## TASK GOAL
Copy the entries that follow, exactly and completely.

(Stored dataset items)
⟨

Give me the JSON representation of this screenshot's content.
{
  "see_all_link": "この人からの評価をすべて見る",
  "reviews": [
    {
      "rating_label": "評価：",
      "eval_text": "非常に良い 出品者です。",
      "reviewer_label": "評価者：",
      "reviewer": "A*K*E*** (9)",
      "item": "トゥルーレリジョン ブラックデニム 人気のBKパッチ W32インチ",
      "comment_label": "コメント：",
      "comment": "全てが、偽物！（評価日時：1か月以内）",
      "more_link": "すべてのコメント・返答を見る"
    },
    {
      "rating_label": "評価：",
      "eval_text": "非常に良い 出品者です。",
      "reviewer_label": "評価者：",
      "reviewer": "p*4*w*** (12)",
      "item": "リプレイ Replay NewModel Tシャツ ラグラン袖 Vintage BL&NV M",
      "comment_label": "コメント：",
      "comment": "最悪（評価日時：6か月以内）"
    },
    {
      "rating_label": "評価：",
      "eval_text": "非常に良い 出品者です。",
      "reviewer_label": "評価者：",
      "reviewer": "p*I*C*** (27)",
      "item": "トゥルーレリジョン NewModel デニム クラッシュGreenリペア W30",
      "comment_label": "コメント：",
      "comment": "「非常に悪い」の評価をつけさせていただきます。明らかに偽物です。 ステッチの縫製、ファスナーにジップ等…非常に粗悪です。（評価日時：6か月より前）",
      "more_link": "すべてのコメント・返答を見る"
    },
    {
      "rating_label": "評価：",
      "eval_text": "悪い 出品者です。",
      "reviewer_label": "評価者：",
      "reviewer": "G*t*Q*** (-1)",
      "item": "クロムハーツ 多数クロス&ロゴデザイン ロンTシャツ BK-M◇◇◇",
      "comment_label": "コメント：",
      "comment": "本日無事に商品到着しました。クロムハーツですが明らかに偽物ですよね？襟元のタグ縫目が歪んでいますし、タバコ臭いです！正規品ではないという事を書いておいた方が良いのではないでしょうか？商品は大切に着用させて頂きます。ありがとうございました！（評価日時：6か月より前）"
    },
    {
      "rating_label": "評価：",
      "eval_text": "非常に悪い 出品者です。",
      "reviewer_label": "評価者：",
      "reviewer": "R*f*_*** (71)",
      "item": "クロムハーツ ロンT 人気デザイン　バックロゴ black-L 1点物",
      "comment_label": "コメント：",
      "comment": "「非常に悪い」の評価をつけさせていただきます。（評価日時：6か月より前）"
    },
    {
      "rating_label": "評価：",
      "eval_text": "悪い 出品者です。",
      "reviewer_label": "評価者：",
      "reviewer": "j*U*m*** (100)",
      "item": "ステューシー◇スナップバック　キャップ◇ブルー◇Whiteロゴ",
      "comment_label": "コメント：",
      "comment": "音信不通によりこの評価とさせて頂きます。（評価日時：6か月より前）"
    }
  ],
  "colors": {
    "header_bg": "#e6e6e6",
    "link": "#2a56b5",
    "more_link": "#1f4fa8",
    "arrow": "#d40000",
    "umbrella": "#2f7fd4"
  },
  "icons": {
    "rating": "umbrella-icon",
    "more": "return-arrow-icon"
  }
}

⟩

## SOLUTION BELOW
Give me the JSON representation of this screenshot's content.
{
  "see_all_link": "この人からの評価をすべて見る",
  "reviews": [
    {
      "rating_label": "評価：",
      "eval_text": "非常に良い 出品者です。",
      "reviewer_label": "評価者：",
      "reviewer": "A*K*E*** (9)",
      "item": "トゥルーレリジョン ブラックデニム 人気のBKパッチ W32インチ",
      "comment_label": "コメント：",
      "comment": "全てが、偽物！（評価日時：1か月以内）",
      "more_link": "すべてのコメント・返答を見る"
    },
    {
      "rating_label": "評価：",
      "eval_text": "非常に良い 出品者です。",
      "reviewer_label": "評価者：",
      "reviewer": "p*4*w*** (12)",
      "item": "リプレイ Replay NewModel Tシャツ ラグラン袖 Vintage BL&NV M",
      "comment_label": "コメント：",
      "comment": "最悪（評価日時：6か月以内）"
    },
    {
      "rating_label": "評価：",
      "eval_text": "非常に良い 出品者です。",
      "reviewer_label": "評価者：",
      "reviewer": "p*I*C*** (27)",
      "item": "トゥルーレリジョン NewModel デニム クラッシュGreenリペア W30",
      "comment_label": "コメント：",
      "comment": "「非常に悪い」の評価をつけさせていただきます。明らかに偽物です。 ステッチの縫製、ファスナーにジップ等…非常に粗悪です。（評価日時：6か月より前）",
      "more_link": "すべてのコメント・返答を見る"
    },
    {
      "rating_label": "評価：",
      "eval_text": "悪い 出品者です。",
      "reviewer_label": "評価者：",
      "reviewer": "G*t*Q*** (-1)",
      "item": "クロムハーツ 多数クロス&ロゴデザイン ロンTシャツ BK-M◇◇◇",
      "comment_label": "コメント：",
      "comment": "本日無事に商品到着しました。クロムハーツですが明らかに偽物ですよね？襟元のタグ縫目が歪んでいますし、タバコ臭いです！正規品ではないという事を書いておいた方が良いのではないでしょうか？商品は大切に着用させて頂きます。ありがとうございました！（評価日時：6か月より前）"
    },
    {
      "rating_label": "評価：",
      "eval_text": "非常に悪い 出品者です。",
      "reviewer_label": "評価者：",
      "reviewer": "R*f*_*** (71)",
      "item": "クロムハーツ ロンT 人気デザイン　バックロゴ black-L 1点物",
      "comment_label": "コメント：",
      "comment": "「非常に悪い」の評価をつけさせていただきます。（評価日時：6か月より前）"
    },
    {
      "rating_label": "評価：",
      "eval_text": "悪い 出品者です。",
      "reviewer_label": "評価者：",
      "reviewer": "j*U*m*** (100)",
      "item": "ステューシー◇スナップバック　キャップ◇ブルー◇Whiteロゴ",
      "comment_label": "コメント：",
      "comment": "音信不通によりこの評価とさせて頂きます。（評価日時：6か月より前）"
    }
  ],
  "colors": {
    "header_bg": "#e6e6e6",
    "link": "#2a56b5",
    "more_link": "#1f4fa8",
    "arrow": "#d40000",
    "umbrella": "#2f7fd4"
  },
  "icons": {
    "rating": "umbrella-icon",
    "more": "return-arrow-icon"
  }
}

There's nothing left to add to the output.